The wait for meaningful legal protection of people’s privacy in India — a fundamental right long under ever-increasing attack — has just gotten longer. The government has withdrawn the Personal Data Protection Bill, which had been in the works for three years, slamming the brakes indefinitely on privacy safeguards in India. This decision, and the government’s consistent failure to advance a meaningful, people-centric data protection law, comes with a steep cost to human rights in the world’s largest democracy.

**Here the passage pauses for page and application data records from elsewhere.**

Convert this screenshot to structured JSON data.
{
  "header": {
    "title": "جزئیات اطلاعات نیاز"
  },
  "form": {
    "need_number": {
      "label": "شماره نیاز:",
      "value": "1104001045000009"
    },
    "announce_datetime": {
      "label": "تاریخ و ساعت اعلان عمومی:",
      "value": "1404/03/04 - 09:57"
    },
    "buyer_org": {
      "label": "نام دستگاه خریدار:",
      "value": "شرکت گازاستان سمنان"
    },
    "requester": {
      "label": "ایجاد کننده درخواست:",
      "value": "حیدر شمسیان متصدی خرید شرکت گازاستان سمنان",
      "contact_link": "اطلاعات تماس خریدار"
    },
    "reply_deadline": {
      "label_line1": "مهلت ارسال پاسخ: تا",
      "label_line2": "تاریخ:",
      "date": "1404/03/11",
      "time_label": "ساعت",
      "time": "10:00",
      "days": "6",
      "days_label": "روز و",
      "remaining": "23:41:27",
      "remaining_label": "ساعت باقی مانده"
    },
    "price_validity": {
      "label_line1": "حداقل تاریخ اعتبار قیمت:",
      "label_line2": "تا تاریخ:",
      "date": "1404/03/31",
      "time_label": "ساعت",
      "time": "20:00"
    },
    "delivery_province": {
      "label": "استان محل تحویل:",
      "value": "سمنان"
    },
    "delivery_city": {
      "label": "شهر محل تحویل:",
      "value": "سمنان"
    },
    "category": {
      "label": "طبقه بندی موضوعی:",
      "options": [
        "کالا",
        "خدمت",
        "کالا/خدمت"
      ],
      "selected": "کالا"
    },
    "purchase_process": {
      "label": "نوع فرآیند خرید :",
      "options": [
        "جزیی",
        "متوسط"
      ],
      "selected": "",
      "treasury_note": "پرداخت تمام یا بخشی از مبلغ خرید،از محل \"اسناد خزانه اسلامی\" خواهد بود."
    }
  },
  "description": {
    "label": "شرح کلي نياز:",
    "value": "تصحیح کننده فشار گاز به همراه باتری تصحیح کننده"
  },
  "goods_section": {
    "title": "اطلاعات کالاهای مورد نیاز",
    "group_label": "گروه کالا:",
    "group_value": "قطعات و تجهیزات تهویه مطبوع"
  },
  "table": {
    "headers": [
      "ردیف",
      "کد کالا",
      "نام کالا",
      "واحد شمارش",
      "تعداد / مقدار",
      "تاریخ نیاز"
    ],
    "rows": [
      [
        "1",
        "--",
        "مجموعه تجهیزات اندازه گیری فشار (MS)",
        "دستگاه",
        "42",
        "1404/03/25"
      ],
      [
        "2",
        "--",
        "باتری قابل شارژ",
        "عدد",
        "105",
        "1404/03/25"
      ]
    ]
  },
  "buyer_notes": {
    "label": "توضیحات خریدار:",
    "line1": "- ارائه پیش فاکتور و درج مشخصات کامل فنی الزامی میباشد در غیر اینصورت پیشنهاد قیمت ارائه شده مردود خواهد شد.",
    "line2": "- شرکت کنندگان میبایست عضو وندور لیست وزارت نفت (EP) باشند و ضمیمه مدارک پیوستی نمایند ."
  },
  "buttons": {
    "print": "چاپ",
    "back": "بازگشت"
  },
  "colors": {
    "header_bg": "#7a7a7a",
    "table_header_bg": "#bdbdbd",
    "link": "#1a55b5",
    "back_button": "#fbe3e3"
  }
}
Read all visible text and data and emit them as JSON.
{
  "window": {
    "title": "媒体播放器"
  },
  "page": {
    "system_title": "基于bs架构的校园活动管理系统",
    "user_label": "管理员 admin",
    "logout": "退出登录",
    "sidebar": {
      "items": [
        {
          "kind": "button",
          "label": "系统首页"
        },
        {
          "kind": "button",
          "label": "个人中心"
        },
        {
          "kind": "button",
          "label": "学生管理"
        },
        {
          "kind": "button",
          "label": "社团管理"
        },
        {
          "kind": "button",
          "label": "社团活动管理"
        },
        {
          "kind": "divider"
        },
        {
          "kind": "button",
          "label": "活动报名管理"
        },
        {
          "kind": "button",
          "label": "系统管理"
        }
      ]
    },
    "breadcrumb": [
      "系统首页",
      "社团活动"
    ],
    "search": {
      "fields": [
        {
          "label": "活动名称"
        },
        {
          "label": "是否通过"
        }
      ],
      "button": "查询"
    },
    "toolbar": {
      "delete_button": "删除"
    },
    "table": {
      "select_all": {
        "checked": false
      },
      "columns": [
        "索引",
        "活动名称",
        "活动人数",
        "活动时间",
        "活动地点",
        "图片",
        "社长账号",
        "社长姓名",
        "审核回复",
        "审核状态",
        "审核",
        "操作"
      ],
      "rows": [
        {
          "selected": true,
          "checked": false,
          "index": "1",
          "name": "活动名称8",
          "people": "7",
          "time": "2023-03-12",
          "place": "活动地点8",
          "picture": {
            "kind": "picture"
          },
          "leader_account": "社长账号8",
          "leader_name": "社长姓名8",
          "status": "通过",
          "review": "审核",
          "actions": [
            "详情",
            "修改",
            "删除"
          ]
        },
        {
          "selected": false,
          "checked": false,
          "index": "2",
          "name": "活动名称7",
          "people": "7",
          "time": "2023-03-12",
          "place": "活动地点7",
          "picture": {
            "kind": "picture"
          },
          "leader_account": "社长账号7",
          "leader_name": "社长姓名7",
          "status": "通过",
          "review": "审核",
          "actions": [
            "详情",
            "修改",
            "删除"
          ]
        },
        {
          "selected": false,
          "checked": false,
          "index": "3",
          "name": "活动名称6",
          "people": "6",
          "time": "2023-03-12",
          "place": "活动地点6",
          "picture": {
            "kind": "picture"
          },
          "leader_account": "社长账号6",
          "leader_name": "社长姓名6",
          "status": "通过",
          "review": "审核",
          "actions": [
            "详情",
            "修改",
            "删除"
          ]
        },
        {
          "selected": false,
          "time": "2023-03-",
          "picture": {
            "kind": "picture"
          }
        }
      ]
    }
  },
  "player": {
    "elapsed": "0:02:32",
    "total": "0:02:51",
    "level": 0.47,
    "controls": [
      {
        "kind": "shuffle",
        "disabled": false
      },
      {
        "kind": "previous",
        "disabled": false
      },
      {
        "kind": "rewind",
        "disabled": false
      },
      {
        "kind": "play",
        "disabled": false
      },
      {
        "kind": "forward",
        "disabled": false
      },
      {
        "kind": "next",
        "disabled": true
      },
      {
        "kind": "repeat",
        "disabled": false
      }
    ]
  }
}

The initial 2019 version of the legislation, and the following 2021 draft with recommendations by a parliamentary committee, each failed to adequately protect privacy and granted excessive discretionary powers to the government. However, these iterations could have served as a basic foundation that lawmakers could subsequently improve, creating a law that would have strengthened Indians’ rights and control over their personal data. The government’s withdrawal of the bill without any discussion in parliament, and without presenting a concrete replacement, deepens the uncertainties and risks surrounding privacy and erodes people’s confidence in the government.
“As India celebrates 75 years of independence, we are also marking 12 years since policymakers first proposed a federal-level privacy and data protection law, and over five years since the Supreme Court of India ruled that privacy was a fundamental right, requiring government action to safeguard our personal data,” said Raman Jit Singh Chima, Asia Pacific Policy Director and Senior International Counsel at Access Now. “Today, far too many sessions of parliament have passed with zero progress on the Personal Data Protection Bill, when it should have been the top priority. The government’s withdrawal of legislation and failure to say when we will move forward on a strengthened, people-centric data protection law — one that does not privilege the interests of government and the tech sector over fundamental rights — is wholly unacceptable.”

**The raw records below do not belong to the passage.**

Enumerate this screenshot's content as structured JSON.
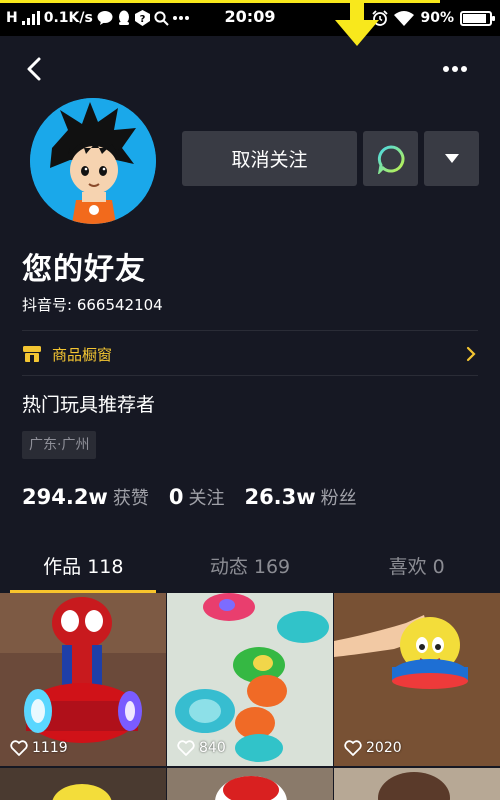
{
  "status_bar": {
    "carrier": "H",
    "network_speed": "0.1K/s",
    "time": "20:09",
    "battery": "90%",
    "battery_level": 0.9
  },
  "header": {
    "back_icon": "chevron-left-icon",
    "more_icon": "more-horizontal-icon"
  },
  "profile": {
    "avatar_icon": "cartoon-avatar",
    "unfollow_label": "取消关注",
    "message_icon": "chat-bubble-icon",
    "dropdown_icon": "triangle-down-icon",
    "nickname": "您的好友",
    "douyin_id": "抖音号: 666542104",
    "shop_label": "商品橱窗",
    "bio": "热门玩具推荐者",
    "location": "广东·广州"
  },
  "stats": [
    {
      "value": "294.2w",
      "label": "获赞"
    },
    {
      "value": "0",
      "label": "关注"
    },
    {
      "value": "26.3w",
      "label": "粉丝"
    }
  ],
  "tabs": [
    {
      "label": "作品 118"
    },
    {
      "label": "动态 169"
    },
    {
      "label": "喜欢 0"
    }
  ],
  "videos": [
    {
      "likes": "1119"
    },
    {
      "likes": "840"
    },
    {
      "likes": "2020"
    }
  ],
  "colors": {
    "background": "#161823",
    "accent": "#f8c42c",
    "button": "#393b44",
    "highlight_arrow": "#f8e81c"
  }
}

The lack of a data protection law is especially dangerous given the government and tech sector’s unabating efforts to collect, retain, and utilise an increasing amount of people’s personal data. India is the third most-impacted country by network security attacks in the world, and we are seeing a dramatic increase in the number of data leaks and breaches. Without data protection, the attacks and leaks will only increase, as will the harm they cause to India’s internet infrastructure and people’s privacy.

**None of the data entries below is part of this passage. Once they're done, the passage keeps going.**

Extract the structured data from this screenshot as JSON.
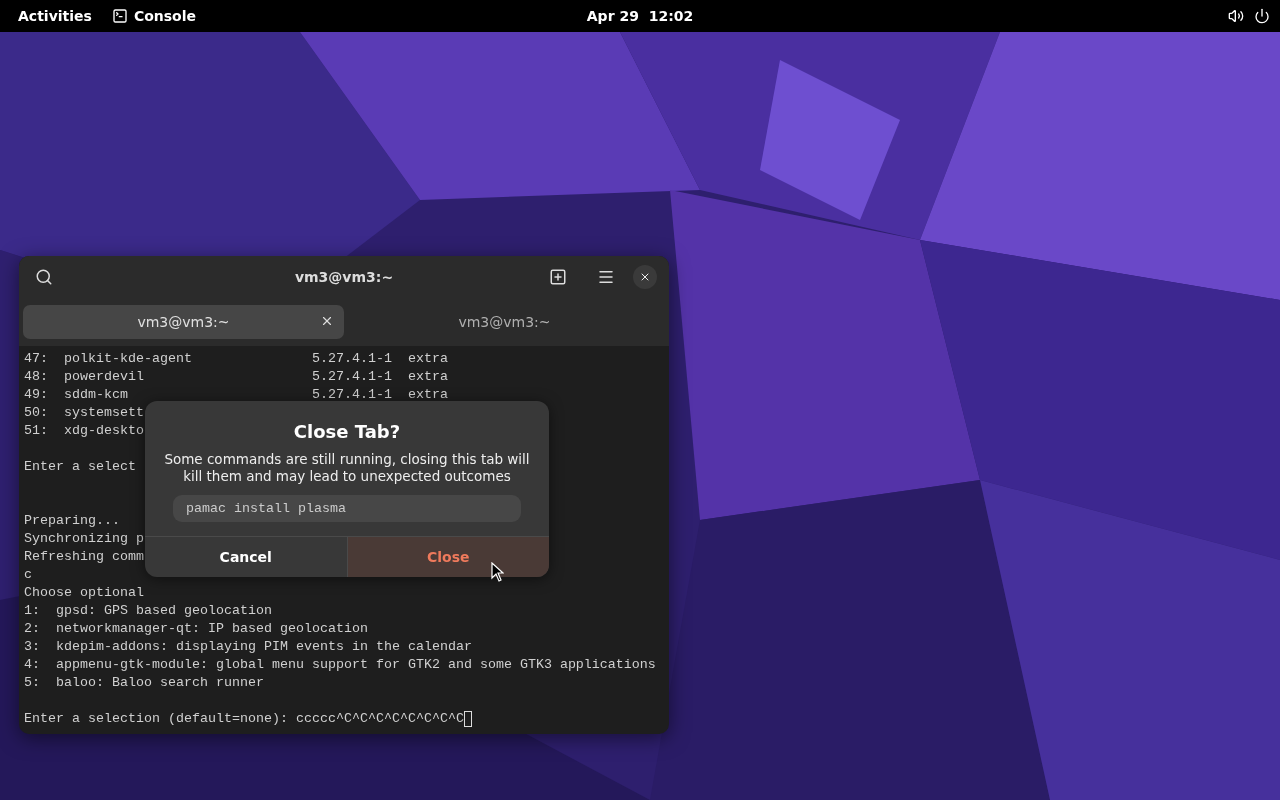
{
  "top_bar": {
    "activities": "Activities",
    "app": {
      "label": "Console"
    },
    "clock": "Apr 29  12:02"
  },
  "terminal_window": {
    "title": "vm3@vm3:~",
    "tabs": [
      {
        "label": "vm3@vm3:~",
        "selected": true
      },
      {
        "label": "vm3@vm3:~",
        "selected": false
      }
    ],
    "lines": [
      {
        "kind": "text",
        "text": "47:  polkit-kde-agent               5.27.4.1-1  extra"
      },
      {
        "kind": "text",
        "text": "48:  powerdevil                     5.27.4.1-1  extra"
      },
      {
        "kind": "text",
        "text": "49:  sddm-kcm                       5.27.4.1-1  extra"
      },
      {
        "kind": "text",
        "text": "50:  systemsett"
      },
      {
        "kind": "text",
        "text": "51:  xdg-deskto"
      },
      {
        "kind": "blank"
      },
      {
        "kind": "text",
        "text": "Enter a select"
      },
      {
        "kind": "blank"
      },
      {
        "kind": "blank"
      },
      {
        "kind": "text",
        "text": "Preparing..."
      },
      {
        "kind": "text",
        "text": "Synchronizing p"
      },
      {
        "kind": "text",
        "text": "Refreshing comm"
      },
      {
        "kind": "text",
        "text": "c"
      },
      {
        "kind": "text",
        "text": "Choose optional"
      },
      {
        "kind": "text",
        "text": "1:  gpsd: GPS based geolocation"
      },
      {
        "kind": "text",
        "text": "2:  networkmanager-qt: IP based geolocation"
      },
      {
        "kind": "text",
        "text": "3:  kdepim-addons: displaying PIM events in the calendar"
      },
      {
        "kind": "text",
        "text": "4:  appmenu-gtk-module: global menu support for GTK2 and some GTK3 applications"
      },
      {
        "kind": "text",
        "text": "5:  baloo: Baloo search runner"
      },
      {
        "kind": "blank"
      },
      {
        "kind": "prompt",
        "text": "Enter a selection (default=none): ccccc^C^C^C^C^C^C^C^C"
      }
    ]
  },
  "dialog": {
    "title": "Close Tab?",
    "message": "Some commands are still running, closing this tab will kill them and may lead to unexpected outcomes",
    "command": "pamac install plasma",
    "buttons": [
      {
        "label": "Cancel",
        "kind": "default"
      },
      {
        "label": "Close",
        "kind": "destructive"
      }
    ]
  }
}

“The government’s vision of Digital India is accelerating, but any endeavour to protect people’s privacy as more of their data is exploited is decelerating,” said Namrata Maheshwari, Asia Pacific Policy Counsel at Access Now. “The failure to pass a federal privacy and data protection framework exemplifies the government’s approach of putting the horse before the cart — mandating increased collection and utilisation of personal data, without first ensuring people’s information will be safe and secure. The delay in implementing meaningful data protection is costing people their right to privacy.”
The government must explain publicly, and in detail, why it’s withdrawing the Personal Data Protection Bill, a clear disservice to all stakeholders and parliamentarians who have been engaged in the process. It must also prioritise developing new legislation that takes into account the input so far, and immediately share a timeline for implementation.